Donald Trump and Hillary Clinton don’t agree on much: perhaps the only things they have in common besides being classified as Homo sapiens are their personal ambition and a profound aversion to having the press mucking around in their business.
When the two debate, the world will see different policies, different personalities, different STYLES: a contest between brash yahooism and cautious calculation, just for a start. This profound contrast extends to the digital realm as well, where the two have run radically different campaigns already.
Trump: The Internet is All About Him
Trump’s digital tool of choice is Twitter, where he feels he can be as provocative as he wants. For Trump, social media is deeply personal.

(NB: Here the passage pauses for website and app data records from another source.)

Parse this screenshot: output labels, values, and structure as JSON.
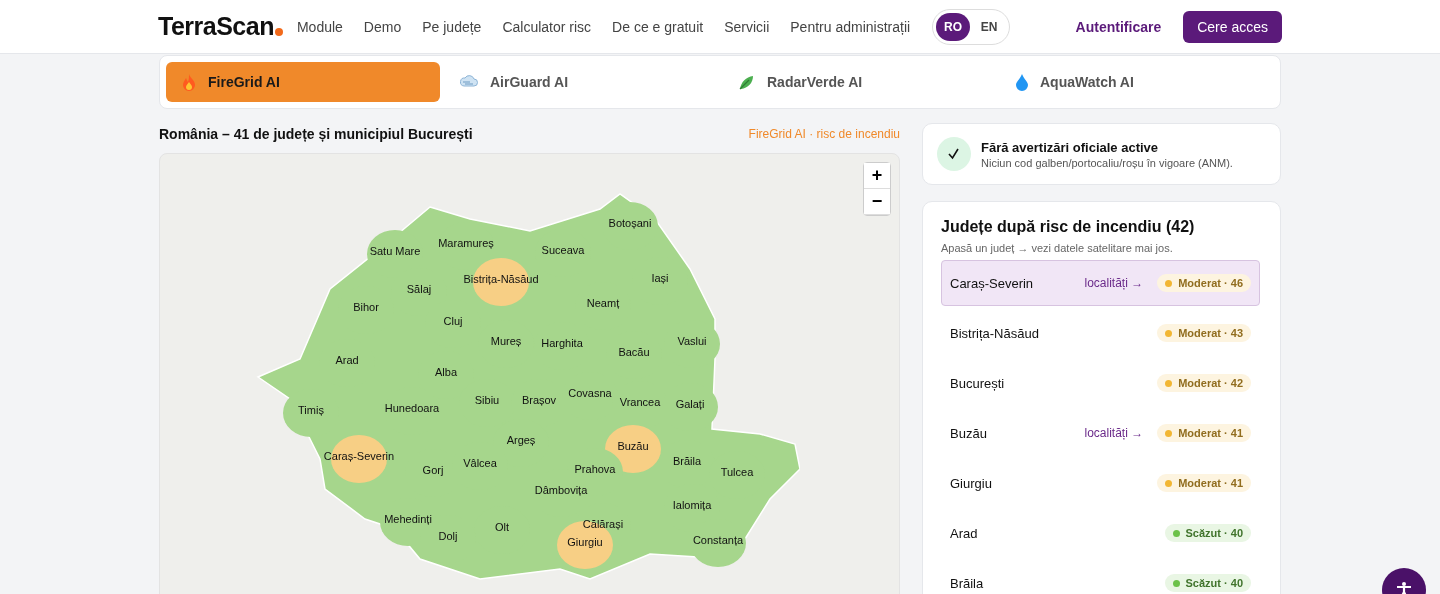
{
  "header": {
    "logo": "TerraScan",
    "nav": [
      "Module",
      "Demo",
      "Pe județe",
      "Calculator risc",
      "De ce e gratuit",
      "Servicii",
      "Pentru administrații"
    ],
    "languages": [
      {
        "label": "RO",
        "selected": true
      },
      {
        "label": "EN",
        "selected": false
      }
    ],
    "login": "Autentificare",
    "cta": "Cere acces"
  },
  "products": [
    {
      "kind": "fire",
      "label": "FireGrid AI",
      "selected": true
    },
    {
      "kind": "air",
      "label": "AirGuard AI",
      "selected": false
    },
    {
      "kind": "radar",
      "label": "RadarVerde AI",
      "selected": false
    },
    {
      "kind": "water",
      "label": "AquaWatch AI",
      "selected": false
    }
  ],
  "map": {
    "title": "România – 41 de județe și municipiul București",
    "layer": "FireGrid AI · risc de incendiu",
    "zoom_in": "+",
    "zoom_out": "−",
    "counties": [
      {
        "name": "Botoșani",
        "color": "#a6d68c"
      },
      {
        "name": "Maramureș",
        "color": "#a6d68c"
      },
      {
        "name": "Satu Mare",
        "color": "#a6d68c"
      },
      {
        "name": "Suceava",
        "color": "#a6d68c"
      },
      {
        "name": "Bistrița-Năsăud",
        "color": "#f7cf85"
      },
      {
        "name": "Iași",
        "color": "#a6d68c"
      },
      {
        "name": "Sălaj",
        "color": "#a6d68c"
      },
      {
        "name": "Neamț",
        "color": "#a6d68c"
      },
      {
        "name": "Bihor",
        "color": "#a6d68c"
      },
      {
        "name": "Cluj",
        "color": "#a6d68c"
      },
      {
        "name": "Mureș",
        "color": "#a6d68c"
      },
      {
        "name": "Harghita",
        "color": "#a6d68c"
      },
      {
        "name": "Vaslui",
        "color": "#a6d68c"
      },
      {
        "name": "Bacău",
        "color": "#a6d68c"
      },
      {
        "name": "Arad",
        "color": "#a6d68c"
      },
      {
        "name": "Alba",
        "color": "#a6d68c"
      },
      {
        "name": "Sibiu",
        "color": "#a6d68c"
      },
      {
        "name": "Brașov",
        "color": "#a6d68c"
      },
      {
        "name": "Covasna",
        "color": "#a6d68c"
      },
      {
        "name": "Vrancea",
        "color": "#a6d68c"
      },
      {
        "name": "Galați",
        "color": "#a6d68c"
      },
      {
        "name": "Timiș",
        "color": "#a6d68c"
      },
      {
        "name": "Hunedoara",
        "color": "#a6d68c"
      },
      {
        "name": "Argeș",
        "color": "#a6d68c"
      },
      {
        "name": "Buzău",
        "color": "#f7cf85"
      },
      {
        "name": "Caraș-Severin",
        "color": "#f7cf85"
      },
      {
        "name": "Gorj",
        "color": "#a6d68c"
      },
      {
        "name": "Vâlcea",
        "color": "#a6d68c"
      },
      {
        "name": "Prahova",
        "color": "#a6d68c"
      },
      {
        "name": "Brăila",
        "color": "#a6d68c"
      },
      {
        "name": "Tulcea",
        "color": "#a6d68c"
      },
      {
        "name": "Dâmbovița",
        "color": "#a6d68c"
      },
      {
        "name": "Ialomița",
        "color": "#a6d68c"
      },
      {
        "name": "Mehedinți",
        "color": "#a6d68c"
      },
      {
        "name": "Olt",
        "color": "#a6d68c"
      },
      {
        "name": "Călărași",
        "color": "#a6d68c"
      },
      {
        "name": "Dolj",
        "color": "#a6d68c"
      },
      {
        "name": "Giurgiu",
        "color": "#f7cf85"
      },
      {
        "name": "Constanța",
        "color": "#a6d68c"
      }
    ]
  },
  "alert": {
    "title": "Fără avertizări oficiale active",
    "text": "Niciun cod galben/portocaliu/roșu în vigoare (ANM)."
  },
  "ranking": {
    "title": "Județe după risc de incendiu (42)",
    "hint": "Apasă un județ → vezi datele satelitare mai jos.",
    "rows": [
      {
        "name": "Caraș-Severin",
        "link": "localități →",
        "color": "#f2b632",
        "badge": "Moderat · 46",
        "selected": true
      },
      {
        "name": "Bistrița-Năsăud",
        "color": "#f2b632",
        "badge": "Moderat · 43",
        "selected": false
      },
      {
        "name": "București",
        "color": "#f2b632",
        "badge": "Moderat · 42",
        "selected": false
      },
      {
        "name": "Buzău",
        "link": "localități →",
        "color": "#f2b632",
        "badge": "Moderat · 41",
        "selected": false
      },
      {
        "name": "Giurgiu",
        "color": "#f2b632",
        "badge": "Moderat · 41",
        "selected": false
      },
      {
        "name": "Arad",
        "color": "#6cc24a",
        "badge": "Scăzut · 40",
        "selected": false
      },
      {
        "name": "Brăila",
        "color": "#6cc24a",
        "badge": "Scăzut · 40",
        "selected": false
      }
    ]
  }
}
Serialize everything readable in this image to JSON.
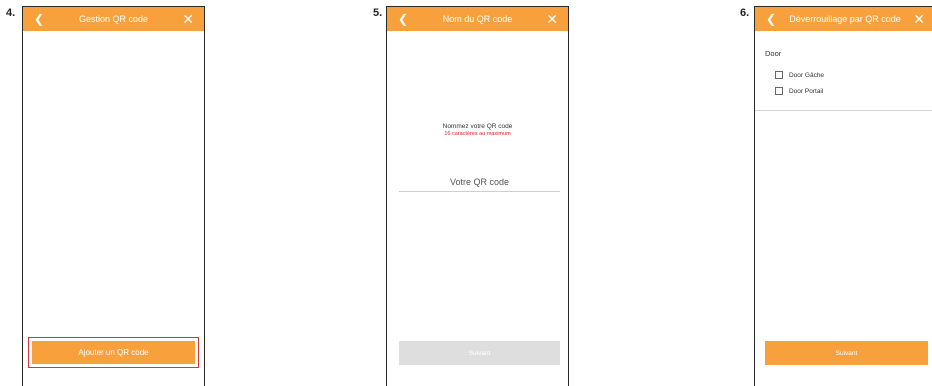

He seems to run his OWN social channels, for instance tweeting at Hillary directly during her foreign-policy speech last week (missives that she anticipated in her remarks). Looking back at months of campaign Facebook posts, Trump’s stand out for being almost entirely about HIM. He rarely makes policy pronouncements, highlights volunteers or does any of the other tactics campaigns employ to keep supporters engaged on many levels. Instead, his posts are about him, the crowds that come to see him, and his various grievances.
In taking such a personal approach to social media, Trump is a fundamentally different KIND of internet-age candidate than a Barack Obama or a Bernie Sanders. He plays the news media as perhaps only a celebrity could, with cable hosts waiting breathlessly for each outrageous post. Against his Twitter taunts, other Republicans were helpless: the best they could do was make fun of his erratic spelling. And how’d that work out for “little Marco”, aka the “choker”?
Trump may use social media as a strategic messaging weapon, but the rest of his digital operation is minimal at best. He has no grassroots fundraising operation, he’s allergic to data-driven decision-making, and even his campaign’s basic functions seem mired in chaos. Since this kind of “organization” seems fundamental to his way of doing business, we shouldn’t expect much to change. Look for him to ignore targeting and grassroots outreach in favor of ginning up coverage on cable news, and despite the RNC’s pledge to spend heavily on digital advertising between now and November, his campaign won’t take advantage most of the online options that internet political professionals now take for granted.
Meanwhile, Hillary Clinton Runs a Modern, Integrated Online Campaign
If all happy families are alike but each unhappy family is unhappy in its own way, we don’t have much to say about Hillary Clinton’s digital campaign: it’ll run like a modern operation that’s learned the lessons of 2008 and 2012, particularly since many of the people who helped Obama win are working for her now.
Her large and organized digital and tech teams will target her online outreach carefully, learning from each round of content as they develop the next (note that they’re already taking a personal approach, too, for instance trying to get under Trump’s skin via Twitter). Her grassroots fundraising will likely pick up now that she’s locked up the nomination, and while she hasn’t equalled Bernie Sanders’s small-dollar donor base, she’s still raised a sizable amount of money through email so far. Her staff also understand the power of online advertising to deliver specific messages to the right voters, which will work to boost turnout among groups who’ve been the target of Trumpian attacks.
Most importantly, her campaign will embody the “culture of data” and technology that’s grown up on the Left, baking hard numbers and digital tools into every aspect of their operations. As a taste, look at the work her tech team put into refining the process that encourages people to become repeat/recurring online donors. Experimentation and analytics helped them boost the rate at which people handed over their credit card numbers by OVER 200 PERCENT, which will likely be worth millions in the months to come. Extend this mindset across the entire campaign, and you have an organization that’s trying to get the most out of every hour and every dollar.
In the battle of chaos vs. consideration, my money’s on the side of the big battalions. Trump’s tweets may “win” the news cycle many times between now and November, but Clinton’s focused approach, taste for data, huge staff and ample resources will let her reach the voters she needs to win the fight that counts — the one at the ballot box.
What about the long term? Looking back to 2004, every presidential election cycle has trained a new batch of digital campaigners and given rise to new firms and new technologies. Obama in particular turned loose two solid waves of talent, with Democrats up and down the ballot now benefiting from their work. This effect has been somewhat more muted on the Right, in part because McCain and Romney didn’t invest as much in the tools and the staff as the Democrats did.
With Trump now holding up their flag, the situation will only get worse for the Republicans. With no significant digital operation and little investment in data and analytics, he won’t bequeath his successors a digital bounty, meaning that Democrats will not only keep their lead but probably expand it.
Donald Trump will likely do yuuuge damage to the Republican brand in 2016 — in fact, he already has. He’s driving away Latinos and other people of color, young people, women, the disabled, the majority of Americans with a college education…not exactly a strategy to grow the party’s base of support. Meanwhile, by neglecting to run much more than a Twitter-feed digital campaign — a Bizarro World version of a comprehensive online outreach machine — he’ll also cripple Republicans in their long struggle to catch up with the Democrats online. Now, that’s REALLY winning.
Photo: Godzilla vs. MechaGodzilla: a fight for the ages